Penny Lewis is Programme Lead for the University of Dundee and Wuhan University Architectural Studies Programme, a job which involves teaching in China. From 1999 to 2007 she was editor of Prospect, the Scottish architecture magazine and a regular contributor to national papers and architectural journals. Her PhD on The impact of ecological thought on architectural theory from 1968 remains an ongoing research interest alongside work on the city.

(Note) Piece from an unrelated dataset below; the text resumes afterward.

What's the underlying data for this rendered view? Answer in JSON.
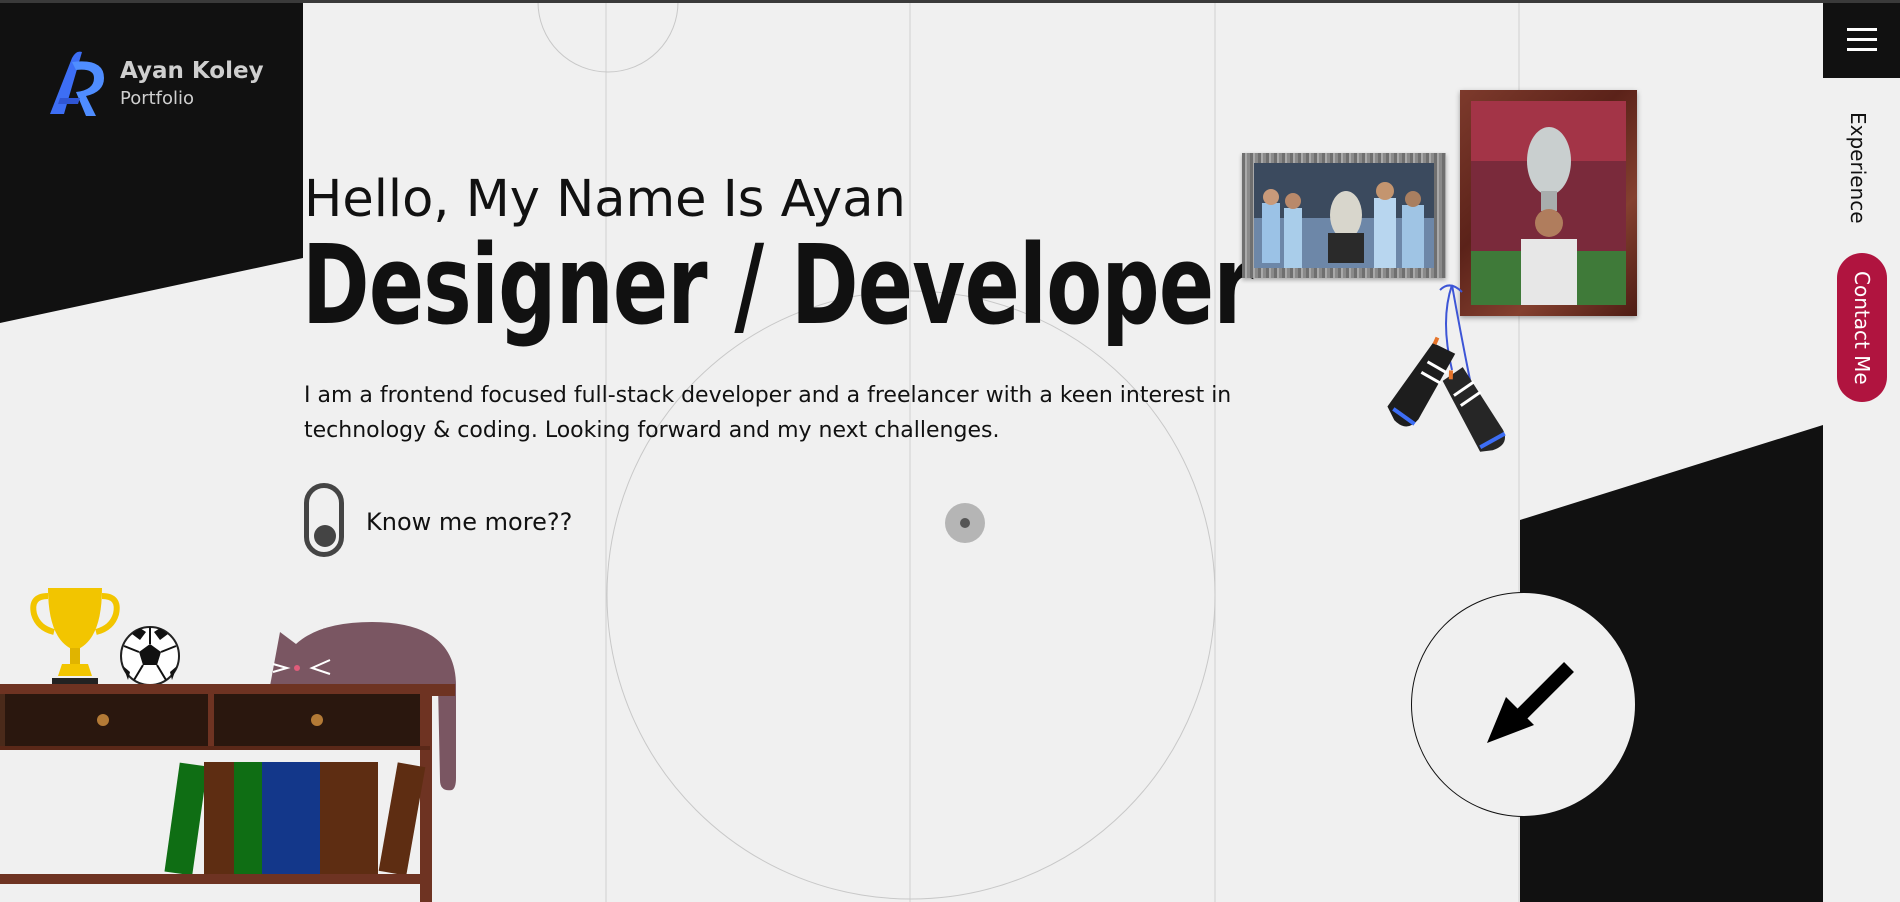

Lorens Holm is Reader in Architecture and Director of the Geddes Institute for Urban Research at the University of Dundee, where he runs the design research unit rooms+cities. His written work focuses on reconciling Lacanian thought on subjectivity with contemporary architectural/urban practice. Publications include Brunelleschi Lacan Le Corbusier (2010) and, with John Hendrix, Architecture and the Unconscious (2016). His papers have appeared in Architecture and Culture, ARQ, Journal of Architecture, Perspecta, Critical Quarterly, Architecture Theory Review, and Assemblage.

Sandra Costa Santos is an architect and academic with research in the fields of architectural theory and architectural design with a particular interest in housing and the home. She is a Senior Lecturer in Architecture, Architecture and Urban Planning, School of Social Sciences, University of Dundee.